After a long break due to the pandemic, sports of all kinds are finally being played again in sports halls, independent of the weather. Together with Isabel Janowsky and other researchers from the IABP, Prof. Philip Leistner from the Institute for Acoustics and Building Physics (IABP) at the University of Stuttgart, is researching the indoor climate and energy-efficiency of sports halls. The goal is to promote the health and well-being of those playing sports in such halls, while simultaneously saving energy and resources in the operation of sports facilities. The project will be funded for 18 months by the Federal Institute of Sports Science (BISP).
Prof. Philip Leistner and his team from the Institute for Acoustics and Building Physics (IABP) at the University of Stuttgart have already examined many sport and fitness studios, gyms and weight rooms in terms of the properties that enhance performance and healthy conditions, optimally combined with an economical use of energy and resources. As part of a project funded by the German Federal Institute for Sport Sciences (BISP) over a period of 18 months, and supported by sponsors and sports facility operators across Germany, they are committed to carrying out an integrated examination of sports halls of various ages and with varying technical equipment over the winter and summer months.
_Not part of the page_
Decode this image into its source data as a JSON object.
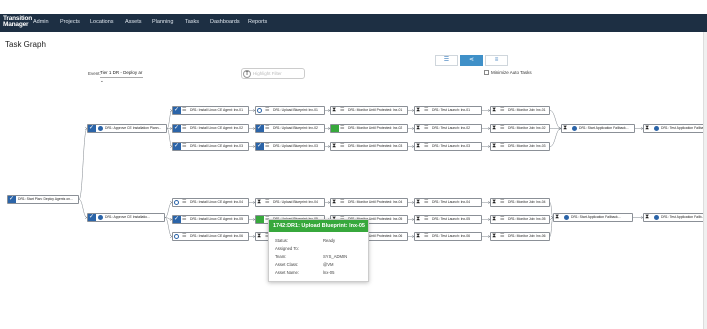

The human space model
The scientists' main goal is to create human space models that can be used as the basis for planning guidelines for new buildings and existing sports facilities, and ultimately for intelligent systems that can be used to regulate heating, ventilation and air conditioning in sports halls in such a way that the people who play sports there are always provided with an environment that is perceived as healthy and comfortable, while at the same time ensuring that the buildings, rooms and facilities remain energy efficient. As a result, not only are the visitors happy, but the sponsors and operators too.
"While a lot of thought has been given to the design of office spaces, data on healthy and energy-efficient sports rooms is very sparse and the requirements are sometimes very general," says Leistner. Sometimes, the comfort levels for spaces with a low activity level are also applied to sports halls. However, he also believes that fixed usage temperatures should be challenged, for example, as these consider neither the type of sport being played - from yoga classes to gymnastics, to weight training or team sports - nor the number of athletes and how they are dressed. The fact that most halls do not have air conditioning might save energy, but on hot summer days like those we are experiencing now, this is anything but a guarantee for a healthy indoor climate. In terms of ventilation, the pandemic has also raised questions about whether rooms should be equipped with air purification systems, and how old systems, in particular, will cope with this.
Isabel Janowsky, lead scientist in this field at the IABP, emphasizes that regulating the indoor climate only in accordance with outdoor temperatures ignores many other options for creating a comfortable environment in combination with energy efficiency. She continues: “Due to their use, sports halls experience rapid temperature changes, because those playing sports release lots of energy.” Furthermore, air temperature, air circulation and humidity all play a role in our perception of an environment as comfortable. For example, those training experience even relatively low temperatures as uncomfortably warm if the humidity is high, because evaporative cooling only has a negligible cooling effect on the skin. And in spaces where strenuous activities are carried out over longer periods of time, such as when treadmills are used, it might be better to use digital temperature regulation via air circulation rather than only influencing the temperature of the air. In previous studies, Stuttgart researchers were able to show that that if fitness rooms where people are playing sport have an air temperature of up to 22°C, air circulation speeds of up to just 0.15 m/s are experienced as comfortable, while with temperatures of above 24 °C, a higher air circulation speed is preferred.
The researchers from the Institute of Acoustics and Building Physics would also like to highlight an interesting point: fitness clubs in Germany alone have over 11 million members. When training on the cycle ergometer, rowing machine, stepper & Co, they produce a lot of power, amounting to an estimated 50 GWh annually – pure regenerative energy that could be put to good use.